This is LG’s dilemma, and likely why they decided to create “the phone with the buttons on the back.” Specs no longer sell phones, and despite this being the first to market (in Canada, anyway) with a Snapdragon 800, the Note 3 is hot on its heels with moar everything. LG overreached and failed in a few ways, but succeeded in many more. They managed to make a 5.2-inch phone compact and pocketable, with a thin body and a great display that responds quickly and lasts for ages.
At this point, the Galaxy S4 is getting a bit long in the tooth, but judging from LG’s cribbing of its design and software it’s clear Samsung is enemy number one. The GS4 has held up quite well, too, aging gracefully as more devices hit the market.

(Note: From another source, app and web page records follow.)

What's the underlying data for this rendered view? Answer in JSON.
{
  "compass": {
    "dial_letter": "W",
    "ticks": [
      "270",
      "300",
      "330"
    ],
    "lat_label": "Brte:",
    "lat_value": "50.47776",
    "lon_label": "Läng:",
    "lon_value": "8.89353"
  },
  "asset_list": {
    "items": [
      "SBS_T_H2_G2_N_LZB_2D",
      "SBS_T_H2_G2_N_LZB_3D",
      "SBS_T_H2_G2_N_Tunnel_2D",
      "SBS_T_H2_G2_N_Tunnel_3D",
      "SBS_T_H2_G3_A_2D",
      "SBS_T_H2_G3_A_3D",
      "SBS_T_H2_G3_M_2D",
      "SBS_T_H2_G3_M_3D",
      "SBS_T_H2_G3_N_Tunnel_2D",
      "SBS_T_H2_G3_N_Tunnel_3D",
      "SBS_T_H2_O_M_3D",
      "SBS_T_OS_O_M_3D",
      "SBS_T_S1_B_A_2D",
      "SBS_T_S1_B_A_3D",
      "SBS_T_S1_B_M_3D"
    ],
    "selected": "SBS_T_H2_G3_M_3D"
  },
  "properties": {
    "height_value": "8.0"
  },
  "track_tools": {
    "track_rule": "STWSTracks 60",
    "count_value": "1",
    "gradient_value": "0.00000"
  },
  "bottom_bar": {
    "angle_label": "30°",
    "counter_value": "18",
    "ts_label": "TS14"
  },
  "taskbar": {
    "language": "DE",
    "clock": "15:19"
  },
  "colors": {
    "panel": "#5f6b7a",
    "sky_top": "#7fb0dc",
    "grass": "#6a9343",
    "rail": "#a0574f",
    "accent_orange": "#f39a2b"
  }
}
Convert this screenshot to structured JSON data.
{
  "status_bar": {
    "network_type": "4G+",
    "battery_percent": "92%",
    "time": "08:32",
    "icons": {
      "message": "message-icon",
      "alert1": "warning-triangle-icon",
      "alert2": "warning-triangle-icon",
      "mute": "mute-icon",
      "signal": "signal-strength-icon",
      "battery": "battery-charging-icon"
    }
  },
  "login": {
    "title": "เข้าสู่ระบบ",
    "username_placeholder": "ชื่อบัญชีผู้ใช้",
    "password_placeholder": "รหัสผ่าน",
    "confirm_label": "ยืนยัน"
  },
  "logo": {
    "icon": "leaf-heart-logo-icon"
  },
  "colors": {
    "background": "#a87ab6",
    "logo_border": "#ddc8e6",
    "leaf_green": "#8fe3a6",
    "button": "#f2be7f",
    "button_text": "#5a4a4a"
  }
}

So too has the HTC One aged well, and with an impending update to Android 4.3, users can expect a big usability boost in the coming weeks.
My favourite Android device is still the Moto X, and as I said in the software section I feel spoiled by its unblemished stock Android experience. I wish more OEMs would more assiduously tow this line, but I understand the need to differentiate.
Apple’s iPhone 5s and 5c may not seem like direct competition for the G2, but they’re clearly going to take eyeballs away from Android over the next few weeks. With LG launching its flagship in Canada only a week after Apple’s big debut, it will be harder to sell Android’s virtues to the average user.
The G2 is a really good device pockmarked by a few poor design choices. Its hardware is mostly sound, and I even grew used to the rear controls over time. Weeks later, it’s mainly the glossy plastic that continues to irk, while the software’s biggest flaws have been covered up by third-party alternatives. This is the beauty of Android, but not an excuse for poor decisions on LG’s part.
From the vivid screen to the ultra-fast processor to the sharp camera and outstanding battery life, the device is a powerhouse and a spec-hunter’s dream phone. With a case and some patience, this could be one of the year’s best Android devices.